Kivu lakeMethane
Gas Extraction
Putting methane
to work
Natural hazards



Preferential dissolution washing columns function according to a simple principle of physics which takes into account the different solubiities of gases in a liquid. Very roughly speaking, since CO2 is 25 times more soluble than methane, it will dissolve 25 times more easily in contact with water.

Washing thus consists in passing the mixture of gas to be purified through a current of pure water. In order to optimise gas-liquid exchange there must be sufficient gas in the liquid : the gas enters, either through a perforated plate, or through a lining which favourises the formation of innumerable tiny bubbles, thus increasing the surface area for the gas-liquid exchange. Since CO2 has a higher solubility than CH4, it will dissolve preferentially and thus the proportion of methane will increase.



Principle of a four storey washing column with perforated plates

Our experimental modelling has shown the pointlessness of extreme washing of the methane gas. In fact, during the washing process the CO2 solublises. This process increases the concentration of methane gas extracted.

As during the separation process, the phenomena of the dissolution of the different gases are not independent. The CO2 does not first completely enter into solution before the methane. The two events are simultaneous, the difference in solubility of these two gases means only that the CO2 is dissolved preferentially.

For a methane-rich gas the washing procedure will have this unwanted effect: the higher the concentration in methane the more will be put into solution - a scaling factor to be taken into account. Even if methane is 25 times less soluble than CO2, to enrich the gas to over 85% methane would result in to large a loss of that methane. Taking into account the relatively small loss of calorific power between pure methane and a gas with 85% methane there is no justification for wanting to enrich the gas above this latter level and in so doing wasting methane in the lake water.
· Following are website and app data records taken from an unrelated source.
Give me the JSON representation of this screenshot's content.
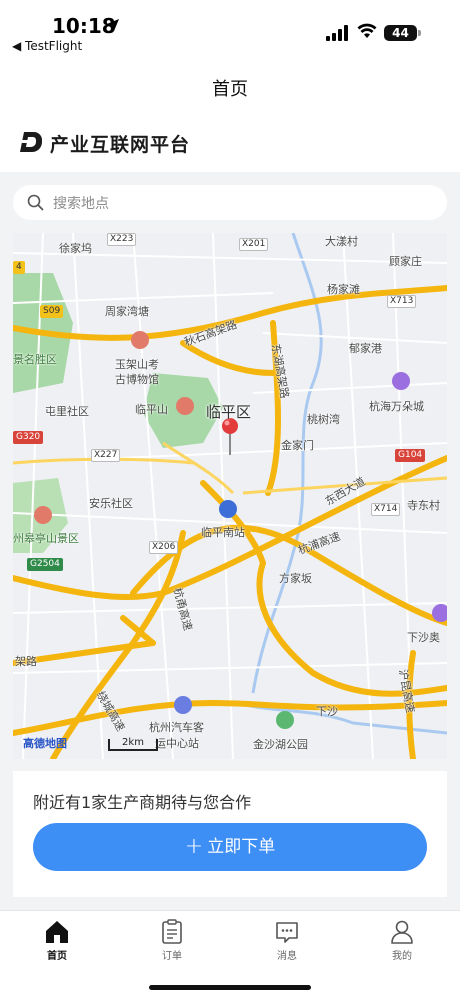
{
  "status": {
    "time": "10:18",
    "back_app": "◀ TestFlight",
    "battery": "44"
  },
  "page_title": "首页",
  "brand": {
    "name": "产业互联网平台"
  },
  "search": {
    "placeholder": "搜索地点"
  },
  "map": {
    "district": "临平区",
    "credit": "高德地图",
    "scale": "2km",
    "labels": [
      "徐家坞",
      "周家湾塘",
      "大漾村",
      "顾家庄",
      "杨家滩",
      "郁家港",
      "玉架山考",
      "古博物馆",
      "景名胜区",
      "屯里社区",
      "临平山",
      "桃树湾",
      "金家门",
      "杭海万朵城",
      "安乐社区",
      "临平南站",
      "寺东村",
      "方家坂",
      "州皋亭山景区",
      "下沙奥",
      "下沙",
      "杭州汽车客",
      "运中心站",
      "金沙湖公园",
      "秋石高架路",
      "东湖高架路",
      "东西大道",
      "杭浦高速",
      "杭甬高速",
      "绕城高速",
      "沪昆高速",
      "架路"
    ],
    "road_tags": [
      "X223",
      "X201",
      "S09",
      "X713",
      "G320",
      "X227",
      "G104",
      "X714",
      "X206",
      "G2504",
      "4"
    ]
  },
  "promo": {
    "text": "附近有1家生产商期待与您合作"
  },
  "order_button": {
    "plus": "+",
    "label": "立即下单"
  },
  "tabs": [
    {
      "label": "首页",
      "icon": "home-icon",
      "active": true
    },
    {
      "label": "订单",
      "icon": "clipboard-icon",
      "active": false
    },
    {
      "label": "消息",
      "icon": "message-icon",
      "active": false
    },
    {
      "label": "我的",
      "icon": "user-icon",
      "active": false
    }
  ],
  "colors": {
    "accent": "#3d8ef5",
    "map_highway": "#f5b50f",
    "map_park": "#a8d8a8"
  }
}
Different solutions have been considered for washing the gas. It has been decided to adopt the choices made for the Cape Rubona plant, except that the washing columns will be submerged. Washing will be done using running water, gas passing through a metal grid in order to obtain a fine dispersion of the gas which would favour the solublisation of the CO2. Columns with lining, like Raschig rings or Pale rings, were excluded, they being incompatible with the size of the equipment.